Copy each line from the data that has the word "screenshot" in it.

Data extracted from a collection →
------------------------------------------------------------
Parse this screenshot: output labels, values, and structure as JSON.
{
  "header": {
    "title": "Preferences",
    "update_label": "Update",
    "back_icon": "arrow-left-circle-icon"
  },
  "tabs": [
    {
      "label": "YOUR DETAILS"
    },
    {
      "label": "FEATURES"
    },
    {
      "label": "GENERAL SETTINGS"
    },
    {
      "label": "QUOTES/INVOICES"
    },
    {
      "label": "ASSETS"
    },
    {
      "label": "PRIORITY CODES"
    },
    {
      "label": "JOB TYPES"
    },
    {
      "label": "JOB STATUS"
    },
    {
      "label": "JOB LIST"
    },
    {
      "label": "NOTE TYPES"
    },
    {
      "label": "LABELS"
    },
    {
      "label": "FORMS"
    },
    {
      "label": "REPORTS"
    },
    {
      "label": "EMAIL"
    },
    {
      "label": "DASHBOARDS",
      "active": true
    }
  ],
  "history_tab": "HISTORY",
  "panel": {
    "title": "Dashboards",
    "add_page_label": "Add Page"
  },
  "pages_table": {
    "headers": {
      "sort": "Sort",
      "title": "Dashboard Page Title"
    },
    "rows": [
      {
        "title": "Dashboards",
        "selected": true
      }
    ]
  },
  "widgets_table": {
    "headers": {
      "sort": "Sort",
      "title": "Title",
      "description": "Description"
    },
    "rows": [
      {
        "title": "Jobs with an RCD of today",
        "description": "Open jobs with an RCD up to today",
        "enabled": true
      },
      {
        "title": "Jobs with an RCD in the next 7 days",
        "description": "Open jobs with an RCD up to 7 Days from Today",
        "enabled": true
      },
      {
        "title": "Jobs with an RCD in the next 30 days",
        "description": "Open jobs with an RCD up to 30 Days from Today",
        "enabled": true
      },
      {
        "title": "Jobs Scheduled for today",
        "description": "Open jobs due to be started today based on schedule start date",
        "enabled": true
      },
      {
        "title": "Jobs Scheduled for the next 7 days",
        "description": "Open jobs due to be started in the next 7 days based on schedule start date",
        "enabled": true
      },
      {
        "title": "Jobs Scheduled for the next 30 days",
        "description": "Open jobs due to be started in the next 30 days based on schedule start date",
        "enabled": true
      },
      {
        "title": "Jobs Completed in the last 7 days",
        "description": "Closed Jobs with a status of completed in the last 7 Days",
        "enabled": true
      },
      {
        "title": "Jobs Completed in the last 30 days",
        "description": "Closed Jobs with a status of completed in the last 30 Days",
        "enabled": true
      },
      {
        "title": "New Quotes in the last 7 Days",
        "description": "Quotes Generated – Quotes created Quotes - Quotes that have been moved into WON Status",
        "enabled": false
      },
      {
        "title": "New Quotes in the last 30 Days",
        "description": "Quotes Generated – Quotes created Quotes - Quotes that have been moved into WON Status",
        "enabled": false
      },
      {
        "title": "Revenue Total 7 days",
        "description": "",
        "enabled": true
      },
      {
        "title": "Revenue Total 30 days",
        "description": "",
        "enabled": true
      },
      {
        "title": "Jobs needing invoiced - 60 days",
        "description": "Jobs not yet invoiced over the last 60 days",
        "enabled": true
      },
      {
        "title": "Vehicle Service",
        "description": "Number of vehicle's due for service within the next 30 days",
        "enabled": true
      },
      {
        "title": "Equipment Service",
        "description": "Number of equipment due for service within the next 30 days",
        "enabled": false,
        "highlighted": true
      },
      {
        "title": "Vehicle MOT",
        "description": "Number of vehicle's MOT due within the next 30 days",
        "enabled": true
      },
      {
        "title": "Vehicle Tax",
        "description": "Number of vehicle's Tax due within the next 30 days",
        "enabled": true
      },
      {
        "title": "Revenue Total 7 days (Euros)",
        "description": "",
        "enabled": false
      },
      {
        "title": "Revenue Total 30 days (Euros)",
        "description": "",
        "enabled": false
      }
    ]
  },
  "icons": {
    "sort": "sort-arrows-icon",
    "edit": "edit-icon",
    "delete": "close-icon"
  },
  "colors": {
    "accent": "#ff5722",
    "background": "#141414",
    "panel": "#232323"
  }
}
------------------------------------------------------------
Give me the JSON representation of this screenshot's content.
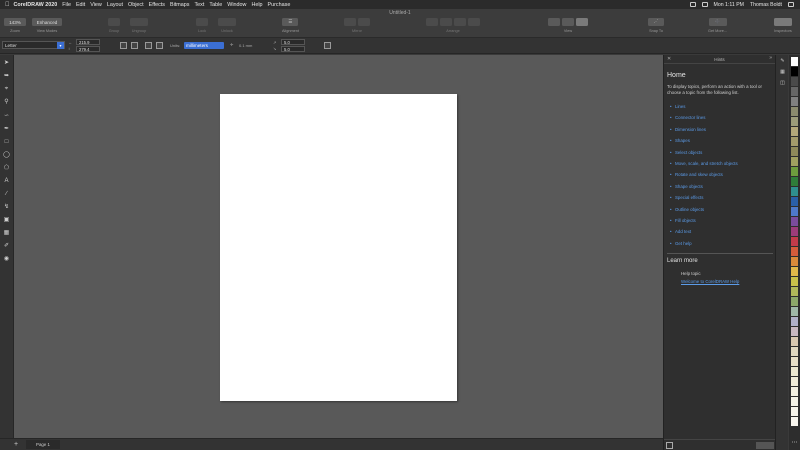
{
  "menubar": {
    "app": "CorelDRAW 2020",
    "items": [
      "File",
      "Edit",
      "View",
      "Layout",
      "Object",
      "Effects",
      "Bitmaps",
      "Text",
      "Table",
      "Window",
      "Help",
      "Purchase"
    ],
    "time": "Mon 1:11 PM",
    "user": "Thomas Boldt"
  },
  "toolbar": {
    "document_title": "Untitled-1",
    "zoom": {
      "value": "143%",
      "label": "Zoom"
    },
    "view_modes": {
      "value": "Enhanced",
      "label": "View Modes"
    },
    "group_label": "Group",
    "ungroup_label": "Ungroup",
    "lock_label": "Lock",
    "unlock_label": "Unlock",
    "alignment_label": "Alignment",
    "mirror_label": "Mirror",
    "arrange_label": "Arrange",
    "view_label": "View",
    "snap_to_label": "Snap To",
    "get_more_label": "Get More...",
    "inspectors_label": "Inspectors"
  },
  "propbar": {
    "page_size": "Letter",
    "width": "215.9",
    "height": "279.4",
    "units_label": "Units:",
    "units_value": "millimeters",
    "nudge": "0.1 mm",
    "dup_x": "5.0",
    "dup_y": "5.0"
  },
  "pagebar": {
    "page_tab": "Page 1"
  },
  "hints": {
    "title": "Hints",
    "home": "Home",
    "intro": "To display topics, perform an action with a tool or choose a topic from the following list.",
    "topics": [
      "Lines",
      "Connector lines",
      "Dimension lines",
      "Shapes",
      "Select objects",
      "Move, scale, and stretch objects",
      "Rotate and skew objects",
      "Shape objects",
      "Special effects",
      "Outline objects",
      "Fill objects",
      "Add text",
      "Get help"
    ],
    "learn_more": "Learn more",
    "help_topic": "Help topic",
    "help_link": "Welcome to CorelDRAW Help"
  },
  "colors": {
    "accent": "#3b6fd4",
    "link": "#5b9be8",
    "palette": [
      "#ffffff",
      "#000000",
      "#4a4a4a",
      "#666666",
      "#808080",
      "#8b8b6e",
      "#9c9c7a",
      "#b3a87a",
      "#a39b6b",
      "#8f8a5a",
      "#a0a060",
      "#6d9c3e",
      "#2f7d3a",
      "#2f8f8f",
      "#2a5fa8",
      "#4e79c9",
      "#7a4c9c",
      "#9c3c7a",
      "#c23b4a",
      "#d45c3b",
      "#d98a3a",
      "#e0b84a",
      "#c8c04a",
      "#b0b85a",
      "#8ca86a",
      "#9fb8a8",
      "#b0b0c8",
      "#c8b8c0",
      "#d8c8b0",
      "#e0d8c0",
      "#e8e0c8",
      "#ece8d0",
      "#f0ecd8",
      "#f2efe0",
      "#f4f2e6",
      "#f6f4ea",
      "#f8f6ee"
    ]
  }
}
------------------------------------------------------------
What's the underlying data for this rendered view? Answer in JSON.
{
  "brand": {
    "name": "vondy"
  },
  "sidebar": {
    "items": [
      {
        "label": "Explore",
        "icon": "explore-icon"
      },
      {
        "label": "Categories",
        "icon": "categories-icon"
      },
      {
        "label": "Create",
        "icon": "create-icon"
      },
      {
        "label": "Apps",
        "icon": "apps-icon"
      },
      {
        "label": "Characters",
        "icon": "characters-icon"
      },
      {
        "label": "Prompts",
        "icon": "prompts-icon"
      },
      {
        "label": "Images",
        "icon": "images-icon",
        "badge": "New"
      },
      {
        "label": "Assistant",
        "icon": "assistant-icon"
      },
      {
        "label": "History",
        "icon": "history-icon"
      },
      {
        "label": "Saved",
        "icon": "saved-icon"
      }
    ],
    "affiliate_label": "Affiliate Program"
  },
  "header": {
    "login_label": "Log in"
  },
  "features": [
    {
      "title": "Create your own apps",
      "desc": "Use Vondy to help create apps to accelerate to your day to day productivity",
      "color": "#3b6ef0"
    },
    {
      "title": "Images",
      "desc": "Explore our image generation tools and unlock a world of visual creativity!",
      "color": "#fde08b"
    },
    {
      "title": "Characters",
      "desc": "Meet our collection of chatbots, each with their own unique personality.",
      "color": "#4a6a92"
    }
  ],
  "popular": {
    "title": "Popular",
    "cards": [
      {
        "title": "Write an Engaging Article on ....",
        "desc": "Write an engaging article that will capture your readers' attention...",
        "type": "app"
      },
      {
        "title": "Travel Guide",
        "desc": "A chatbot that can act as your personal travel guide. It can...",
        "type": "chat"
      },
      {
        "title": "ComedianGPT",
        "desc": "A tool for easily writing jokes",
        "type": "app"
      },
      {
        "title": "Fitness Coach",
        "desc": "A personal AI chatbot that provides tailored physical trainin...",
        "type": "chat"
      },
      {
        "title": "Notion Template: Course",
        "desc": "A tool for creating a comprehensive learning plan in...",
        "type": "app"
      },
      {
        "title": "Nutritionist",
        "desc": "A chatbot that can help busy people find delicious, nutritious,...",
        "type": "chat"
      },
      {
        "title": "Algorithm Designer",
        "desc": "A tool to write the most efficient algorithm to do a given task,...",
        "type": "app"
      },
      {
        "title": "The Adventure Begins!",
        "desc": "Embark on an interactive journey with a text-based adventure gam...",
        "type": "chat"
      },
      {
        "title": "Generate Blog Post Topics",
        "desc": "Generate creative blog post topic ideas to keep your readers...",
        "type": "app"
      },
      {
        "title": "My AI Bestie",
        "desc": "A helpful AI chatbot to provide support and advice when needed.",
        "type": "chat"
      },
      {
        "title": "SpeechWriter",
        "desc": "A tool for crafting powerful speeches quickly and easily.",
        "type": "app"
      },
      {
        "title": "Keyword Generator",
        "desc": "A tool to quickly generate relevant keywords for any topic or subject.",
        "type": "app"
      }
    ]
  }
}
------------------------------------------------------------
COMPLETED EXERCISE →
Parse this screenshot: output labels, values, and structure as JSON.
Give me the JSON representation of this screenshot's content.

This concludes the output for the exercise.